_Prompt_
What you return must be the lines of the data that hold the word "this".
Segment Start: Supplied information
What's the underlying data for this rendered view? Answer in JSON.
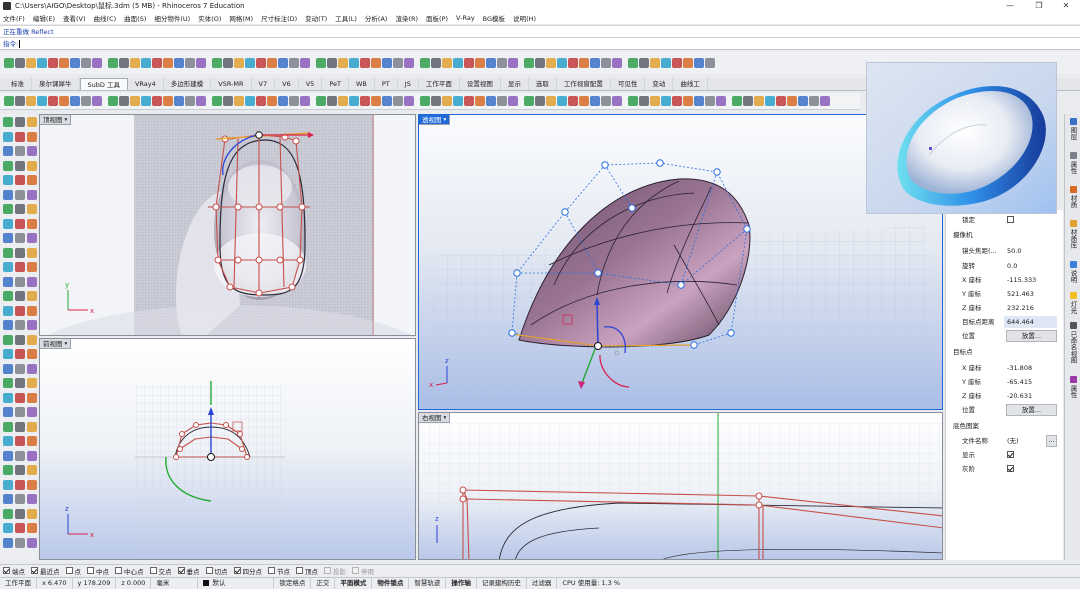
{
  "window": {
    "title": "C:\\Users\\AIGO\\Desktop\\鼠标.3dm (5 MB) - Rhinoceros 7 Education",
    "minimize": "—",
    "maximize": "❐",
    "close": "✕"
  },
  "menu": [
    "文件(F)",
    "编辑(E)",
    "查看(V)",
    "曲线(C)",
    "曲面(S)",
    "细分物件(U)",
    "实体(O)",
    "网格(M)",
    "尺寸标注(D)",
    "变动(T)",
    "工具(L)",
    "分析(A)",
    "渲染(R)",
    "面板(P)",
    "V-Ray",
    "BG模板",
    "说明(H)"
  ],
  "command": {
    "history": "正在重做 Reflect",
    "prompt": "指令:"
  },
  "tabs": [
    "标准",
    "泉尔课犀牛",
    "SubD 工具",
    "VRay4",
    "多边形建模",
    "VSR-MR",
    "V7",
    "V6",
    "V5",
    "PeT",
    "WB",
    "PT",
    "JS",
    "工作平面",
    "设置视图",
    "显示",
    "选取",
    "工作视窗配置",
    "可见性",
    "变动",
    "曲线工"
  ],
  "active_tab": "SubD 工具",
  "viewports": {
    "top": {
      "label": "顶视图"
    },
    "persp": {
      "label": "透视图"
    },
    "front": {
      "label": "前视图"
    },
    "right": {
      "label": "右视图"
    }
  },
  "axis": {
    "x": "x",
    "y": "y",
    "z": "z"
  },
  "properties": {
    "lock_label": "锁定",
    "camera_section": "摄像机",
    "lens_label": "镜头焦距(...",
    "lens_value": "50.0",
    "rotation_label": "旋转",
    "rotation_value": "0.0",
    "cam_x_label": "X 座标",
    "cam_x": "-115.333",
    "cam_y_label": "Y 座标",
    "cam_y": "521.463",
    "cam_z_label": "Z 座标",
    "cam_z": "232.216",
    "target_dist_label": "目标点距离",
    "target_dist": "644.464",
    "position_label": "位置",
    "place_button": "放置...",
    "target_section": "目标点",
    "tgt_x_label": "X 座标",
    "tgt_x": "-31.808",
    "tgt_y_label": "Y 座标",
    "tgt_y": "-65.415",
    "tgt_z_label": "Z 座标",
    "tgt_z": "-20.631",
    "tgt_position_label": "位置",
    "tgt_place_button": "放置...",
    "wallpaper_section": "底色图案",
    "filename_label": "文件名称",
    "filename_value": "(无)",
    "browse_button": "...",
    "show_label": "显示",
    "gray_label": "灰阶"
  },
  "right_tabs": [
    "图层",
    "属性",
    "材质",
    "材质库",
    "说明",
    "灯光",
    "已命名视图",
    "属性"
  ],
  "osnap": [
    {
      "label": "端点",
      "on": true
    },
    {
      "label": "最近点",
      "on": true
    },
    {
      "label": "点",
      "on": false
    },
    {
      "label": "中点",
      "on": false
    },
    {
      "label": "中心点",
      "on": false
    },
    {
      "label": "交点",
      "on": false
    },
    {
      "label": "垂点",
      "on": true
    },
    {
      "label": "切点",
      "on": false
    },
    {
      "label": "四分点",
      "on": true
    },
    {
      "label": "节点",
      "on": false
    },
    {
      "label": "顶点",
      "on": false
    },
    {
      "label": "投影",
      "on": false,
      "disabled": true
    },
    {
      "label": "停用",
      "on": false,
      "disabled": true
    }
  ],
  "status": {
    "cplane": "工作平面",
    "x": "x 6.470",
    "y": "y 178.209",
    "z": "z 0.000",
    "unit": "毫米",
    "layer": "默认",
    "grid_snap": "锁定格点",
    "ortho": "正交",
    "planar": "平面模式",
    "osnap": "物件锁点",
    "smarttrack": "智慧轨迹",
    "gumball": "操作轴",
    "history": "记录建构历史",
    "filter": "过滤器",
    "cpu": "CPU 使用量: 1.3 %"
  },
  "colors": {
    "accent": "#1f6ad8",
    "subd_edge": "#c6504a",
    "control_point": "#2a6fe0",
    "gumball_z": "#2b44d6",
    "gumball_y": "#22aa33",
    "gumball_x": "#d8204a"
  }
}
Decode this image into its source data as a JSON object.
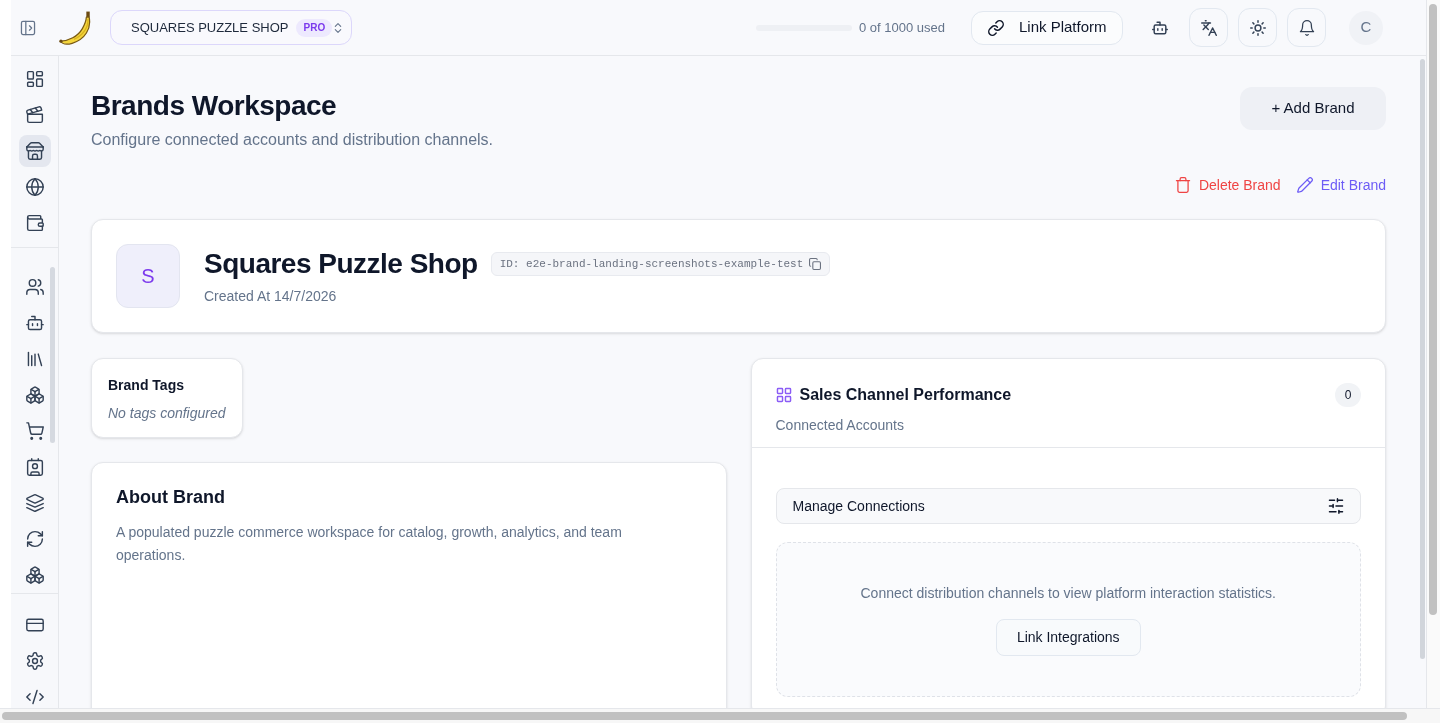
{
  "topbar": {
    "workspace": {
      "name": "SQUARES PUZZLE SHOP",
      "badge": "PRO"
    },
    "usage": {
      "level": 0,
      "text": "0 of 1000 used"
    },
    "link_button": "Link Platform",
    "avatar": "C"
  },
  "sidebar": {
    "sections": [
      {
        "items": [
          {
            "selected": false
          },
          {
            "selected": false
          },
          {
            "selected": true
          },
          {
            "selected": false
          },
          {
            "selected": false
          }
        ]
      },
      {
        "items": [
          {
            "selected": false
          },
          {
            "selected": false
          },
          {
            "selected": false
          },
          {
            "selected": false
          },
          {
            "selected": false
          },
          {
            "selected": false
          },
          {
            "selected": false
          },
          {
            "selected": false
          },
          {
            "selected": false
          }
        ]
      },
      {
        "items": [
          {
            "selected": false
          },
          {
            "selected": false
          },
          {
            "selected": false
          }
        ]
      }
    ]
  },
  "header": {
    "title": "Brands Workspace",
    "subtitle": "Configure connected accounts and distribution channels.",
    "add_button": "+ Add Brand"
  },
  "actions": [
    {
      "kind": "delete",
      "label": "Delete Brand"
    },
    {
      "kind": "edit",
      "label": "Edit Brand"
    }
  ],
  "brand": {
    "initial": "S",
    "name": "Squares Puzzle Shop",
    "id": "ID: e2e-brand-landing-screenshots-example-test",
    "created": "Created At 14/7/2026"
  },
  "tags": {
    "title": "Brand Tags",
    "empty_text": "No tags configured"
  },
  "about": {
    "title": "About Brand",
    "text": "A populated puzzle commerce workspace for catalog, growth, analytics, and team operations."
  },
  "sales": {
    "title": "Sales Channel Performance",
    "count": "0",
    "subtitle": "Connected Accounts",
    "manage_label": "Manage Connections",
    "empty_text": "Connect distribution channels to view platform interaction statistics.",
    "button": "Link Integrations"
  }
}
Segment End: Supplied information
_Written solution_
What's the underlying data for this rendered view? Answer in JSON.
Decode this image into its source data as a JSON object.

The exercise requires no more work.